Problem to work on:
Omit all pictures, and print word for word only the lines from the one containing "Read all visible content and emit it as JSON." through the end of the data.

----- Data for processing -----

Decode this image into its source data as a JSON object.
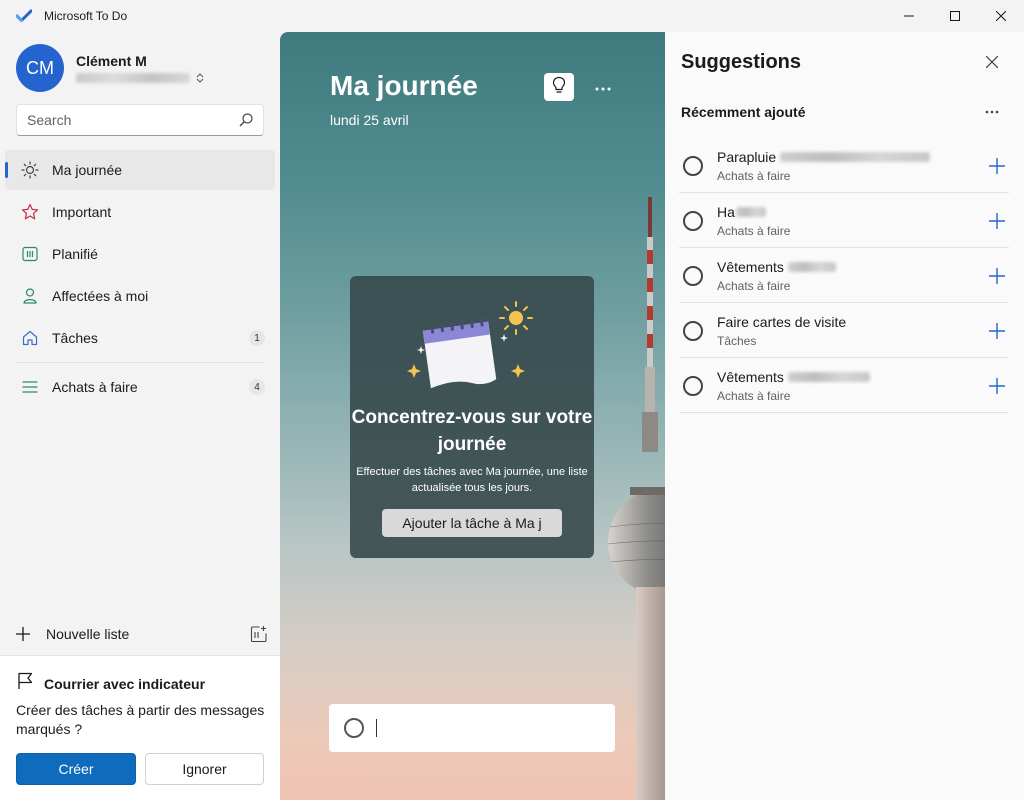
{
  "window": {
    "title": "Microsoft To Do",
    "controls": {
      "minimize": "minimize-icon",
      "maximize": "maximize-icon",
      "close": "close-icon"
    }
  },
  "profile": {
    "initials": "CM",
    "name": "Clément M"
  },
  "search": {
    "placeholder": "Search"
  },
  "nav": [
    {
      "label": "Ma journée",
      "icon": "sun-icon",
      "active": true
    },
    {
      "label": "Important",
      "icon": "star-icon"
    },
    {
      "label": "Planifié",
      "icon": "calendar-icon"
    },
    {
      "label": "Affectées à moi",
      "icon": "person-icon"
    },
    {
      "label": "Tâches",
      "icon": "home-icon",
      "count": "1"
    },
    {
      "label": "Achats à faire",
      "icon": "list-icon",
      "count": "4"
    }
  ],
  "new_list": {
    "label": "Nouvelle liste"
  },
  "flagged": {
    "title": "Courrier avec indicateur",
    "description": "Créer des tâches à partir des messages marqués ?",
    "create_label": "Créer",
    "ignore_label": "Ignorer"
  },
  "main": {
    "title": "Ma journée",
    "date": "lundi 25 avril",
    "focus_title": "Concentrez-vous sur votre journée",
    "focus_desc": "Effectuer des tâches avec Ma journée, une liste actualisée tous les jours.",
    "focus_button": "Ajouter la tâche à Ma j"
  },
  "suggestions": {
    "title": "Suggestions",
    "section": "Récemment ajouté",
    "items": [
      {
        "title": "Parapluie",
        "list": "Achats à faire"
      },
      {
        "title": "Ha",
        "list": "Achats à faire"
      },
      {
        "title": "Vêtements",
        "list": "Achats à faire"
      },
      {
        "title": "Faire cartes de visite",
        "list": "Tâches"
      },
      {
        "title": "Vêtements",
        "list": "Achats à faire"
      }
    ]
  },
  "colors": {
    "accent": "#2564cf",
    "primary_button": "#0f6cbd",
    "star": "#c5314b",
    "sidebar_bg": "#f3f3f3"
  }
}
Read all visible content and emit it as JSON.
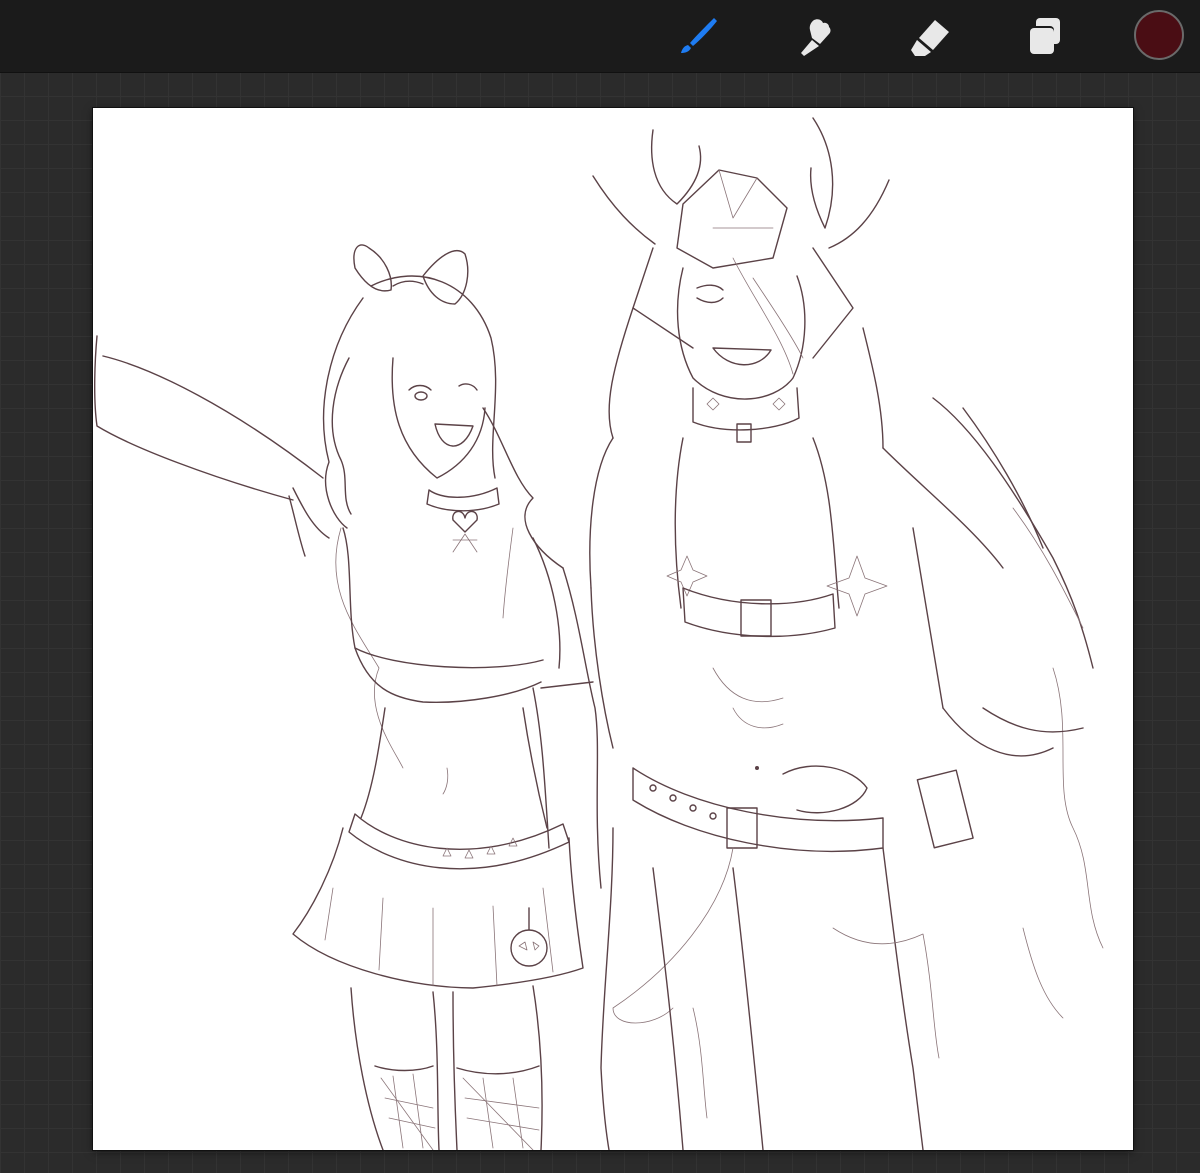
{
  "toolbar": {
    "tools": [
      {
        "name": "brush-tool",
        "icon": "brush-icon",
        "active": true
      },
      {
        "name": "smudge-tool",
        "icon": "smudge-icon",
        "active": false
      },
      {
        "name": "eraser-tool",
        "icon": "eraser-icon",
        "active": false
      },
      {
        "name": "layers-tool",
        "icon": "layers-icon",
        "active": false
      }
    ],
    "active_color": "#4a0d14",
    "active_tool_color": "#1e7cf2",
    "inactive_tool_color": "#e8e8e8"
  },
  "canvas": {
    "background": "#ffffff",
    "content": "line-art-sketch"
  }
}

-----

Exercise answer:
Read all visible content and emit it as JSON.
{
  "toolbar": {
    "tools": [
      {
        "name": "brush-tool",
        "icon": "brush-icon",
        "active": true
      },
      {
        "name": "smudge-tool",
        "icon": "smudge-icon",
        "active": false
      },
      {
        "name": "eraser-tool",
        "icon": "eraser-icon",
        "active": false
      },
      {
        "name": "layers-tool",
        "icon": "layers-icon",
        "active": false
      }
    ],
    "active_color": "#4a0d14",
    "active_tool_color": "#1e7cf2",
    "inactive_tool_color": "#e8e8e8"
  },
  "canvas": {
    "background": "#ffffff",
    "content": "line-art-sketch"
  }
}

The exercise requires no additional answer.